_Exercise aim_
All lines in the material below that hold "structured" should be found and copied.

__________

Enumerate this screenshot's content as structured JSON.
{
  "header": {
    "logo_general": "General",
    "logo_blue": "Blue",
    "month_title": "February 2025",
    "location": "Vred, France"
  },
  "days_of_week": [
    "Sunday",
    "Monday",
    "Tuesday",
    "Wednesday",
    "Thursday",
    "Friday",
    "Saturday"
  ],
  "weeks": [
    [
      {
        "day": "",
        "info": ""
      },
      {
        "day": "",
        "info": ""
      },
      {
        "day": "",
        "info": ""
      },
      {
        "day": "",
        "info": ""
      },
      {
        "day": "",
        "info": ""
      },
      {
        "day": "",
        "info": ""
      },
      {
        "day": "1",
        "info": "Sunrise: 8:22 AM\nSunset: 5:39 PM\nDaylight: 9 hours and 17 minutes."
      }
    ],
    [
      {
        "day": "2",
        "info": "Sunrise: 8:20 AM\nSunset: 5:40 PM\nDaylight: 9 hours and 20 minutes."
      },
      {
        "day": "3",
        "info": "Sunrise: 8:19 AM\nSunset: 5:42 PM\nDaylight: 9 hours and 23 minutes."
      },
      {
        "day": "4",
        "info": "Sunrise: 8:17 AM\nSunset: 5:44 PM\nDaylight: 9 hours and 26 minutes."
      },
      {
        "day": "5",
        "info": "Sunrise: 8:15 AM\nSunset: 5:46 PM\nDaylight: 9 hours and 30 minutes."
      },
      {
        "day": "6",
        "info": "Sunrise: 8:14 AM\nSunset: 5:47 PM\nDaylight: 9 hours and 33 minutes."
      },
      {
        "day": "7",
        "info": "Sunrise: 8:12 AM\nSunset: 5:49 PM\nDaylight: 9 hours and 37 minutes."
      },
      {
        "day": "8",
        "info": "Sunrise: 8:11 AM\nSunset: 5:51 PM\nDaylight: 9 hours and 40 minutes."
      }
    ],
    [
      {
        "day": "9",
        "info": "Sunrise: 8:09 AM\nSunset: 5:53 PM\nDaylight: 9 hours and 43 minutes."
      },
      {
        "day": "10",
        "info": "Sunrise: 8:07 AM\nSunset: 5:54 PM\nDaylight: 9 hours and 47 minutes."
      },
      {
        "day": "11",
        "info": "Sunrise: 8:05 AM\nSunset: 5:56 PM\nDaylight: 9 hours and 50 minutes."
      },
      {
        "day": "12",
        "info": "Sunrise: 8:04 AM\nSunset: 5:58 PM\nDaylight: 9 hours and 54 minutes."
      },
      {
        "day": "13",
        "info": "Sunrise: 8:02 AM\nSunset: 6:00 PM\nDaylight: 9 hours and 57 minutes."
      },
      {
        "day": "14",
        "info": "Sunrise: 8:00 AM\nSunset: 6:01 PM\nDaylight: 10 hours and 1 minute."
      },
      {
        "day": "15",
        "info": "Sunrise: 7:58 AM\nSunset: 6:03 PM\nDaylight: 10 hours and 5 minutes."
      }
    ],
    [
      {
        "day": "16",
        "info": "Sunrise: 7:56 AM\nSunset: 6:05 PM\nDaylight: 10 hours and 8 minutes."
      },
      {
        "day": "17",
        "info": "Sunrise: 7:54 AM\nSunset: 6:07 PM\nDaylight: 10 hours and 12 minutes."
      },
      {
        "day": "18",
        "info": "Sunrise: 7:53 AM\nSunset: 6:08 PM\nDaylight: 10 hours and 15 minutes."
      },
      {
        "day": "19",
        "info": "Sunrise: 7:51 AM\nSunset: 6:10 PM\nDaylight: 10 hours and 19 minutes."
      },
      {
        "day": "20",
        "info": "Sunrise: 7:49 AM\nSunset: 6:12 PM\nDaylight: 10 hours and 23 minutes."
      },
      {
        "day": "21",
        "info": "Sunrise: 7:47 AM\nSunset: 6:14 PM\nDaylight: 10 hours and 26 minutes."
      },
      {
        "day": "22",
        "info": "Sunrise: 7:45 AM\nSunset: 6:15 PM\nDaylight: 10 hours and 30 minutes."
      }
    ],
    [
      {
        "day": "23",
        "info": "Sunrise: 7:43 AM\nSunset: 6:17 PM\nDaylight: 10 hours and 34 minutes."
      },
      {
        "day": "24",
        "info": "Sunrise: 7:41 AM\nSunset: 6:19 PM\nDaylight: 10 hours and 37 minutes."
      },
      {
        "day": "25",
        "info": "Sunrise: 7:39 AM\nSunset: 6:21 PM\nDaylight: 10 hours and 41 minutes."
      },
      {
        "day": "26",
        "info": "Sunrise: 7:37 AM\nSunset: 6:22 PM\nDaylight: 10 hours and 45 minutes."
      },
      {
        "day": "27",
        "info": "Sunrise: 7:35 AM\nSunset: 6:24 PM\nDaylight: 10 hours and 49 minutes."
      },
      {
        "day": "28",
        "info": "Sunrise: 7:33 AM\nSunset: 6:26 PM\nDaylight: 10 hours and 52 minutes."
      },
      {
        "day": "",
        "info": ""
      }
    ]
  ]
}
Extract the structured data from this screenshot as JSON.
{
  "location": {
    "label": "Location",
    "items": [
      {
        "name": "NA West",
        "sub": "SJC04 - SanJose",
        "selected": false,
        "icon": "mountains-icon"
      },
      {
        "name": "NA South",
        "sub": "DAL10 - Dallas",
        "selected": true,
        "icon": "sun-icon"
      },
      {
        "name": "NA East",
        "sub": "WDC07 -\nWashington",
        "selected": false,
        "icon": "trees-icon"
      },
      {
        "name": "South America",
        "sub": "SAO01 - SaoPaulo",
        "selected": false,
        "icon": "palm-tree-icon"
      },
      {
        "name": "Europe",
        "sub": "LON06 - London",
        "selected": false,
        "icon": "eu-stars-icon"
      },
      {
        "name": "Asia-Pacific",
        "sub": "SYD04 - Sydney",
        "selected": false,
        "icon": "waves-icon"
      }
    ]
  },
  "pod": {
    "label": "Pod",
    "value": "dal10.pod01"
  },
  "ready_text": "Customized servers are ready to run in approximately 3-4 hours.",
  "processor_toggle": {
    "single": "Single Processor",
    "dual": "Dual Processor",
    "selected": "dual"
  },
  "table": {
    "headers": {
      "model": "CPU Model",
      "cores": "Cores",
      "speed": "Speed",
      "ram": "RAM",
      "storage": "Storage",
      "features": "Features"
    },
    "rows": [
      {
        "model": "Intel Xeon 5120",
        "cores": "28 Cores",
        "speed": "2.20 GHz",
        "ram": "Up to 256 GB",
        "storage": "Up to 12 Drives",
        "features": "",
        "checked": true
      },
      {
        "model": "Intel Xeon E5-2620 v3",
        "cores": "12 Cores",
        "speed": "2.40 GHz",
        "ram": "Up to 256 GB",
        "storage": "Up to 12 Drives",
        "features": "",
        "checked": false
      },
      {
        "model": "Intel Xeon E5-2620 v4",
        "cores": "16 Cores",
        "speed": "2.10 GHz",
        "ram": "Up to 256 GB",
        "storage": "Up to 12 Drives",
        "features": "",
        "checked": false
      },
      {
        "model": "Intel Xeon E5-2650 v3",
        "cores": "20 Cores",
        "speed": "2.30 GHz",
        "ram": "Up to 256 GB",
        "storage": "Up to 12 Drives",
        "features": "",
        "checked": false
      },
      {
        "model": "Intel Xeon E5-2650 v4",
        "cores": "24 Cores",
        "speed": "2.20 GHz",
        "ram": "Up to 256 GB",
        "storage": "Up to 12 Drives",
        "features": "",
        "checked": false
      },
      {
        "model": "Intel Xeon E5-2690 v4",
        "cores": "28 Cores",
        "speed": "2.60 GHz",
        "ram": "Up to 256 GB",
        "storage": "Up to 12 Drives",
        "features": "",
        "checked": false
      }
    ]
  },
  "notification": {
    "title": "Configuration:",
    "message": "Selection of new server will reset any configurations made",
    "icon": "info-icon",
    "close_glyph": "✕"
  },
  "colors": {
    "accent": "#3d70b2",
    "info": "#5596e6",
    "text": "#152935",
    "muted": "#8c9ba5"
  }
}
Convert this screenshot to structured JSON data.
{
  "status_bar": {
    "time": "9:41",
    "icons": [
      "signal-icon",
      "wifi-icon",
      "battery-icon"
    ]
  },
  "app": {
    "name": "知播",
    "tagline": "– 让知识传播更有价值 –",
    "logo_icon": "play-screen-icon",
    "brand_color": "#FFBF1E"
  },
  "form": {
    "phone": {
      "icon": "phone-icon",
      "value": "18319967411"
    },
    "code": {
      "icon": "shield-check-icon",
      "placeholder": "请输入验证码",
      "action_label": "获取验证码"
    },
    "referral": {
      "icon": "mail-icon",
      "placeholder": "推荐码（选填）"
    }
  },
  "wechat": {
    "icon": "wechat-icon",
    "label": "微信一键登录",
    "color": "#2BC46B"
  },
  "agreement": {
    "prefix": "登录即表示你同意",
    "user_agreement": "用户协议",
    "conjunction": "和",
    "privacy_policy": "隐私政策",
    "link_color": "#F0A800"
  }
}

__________

_Response area_
Enumerate this screenshot's content as structured JSON.
Extract the structured data from this screenshot as JSON.
Convert this screenshot to structured JSON data.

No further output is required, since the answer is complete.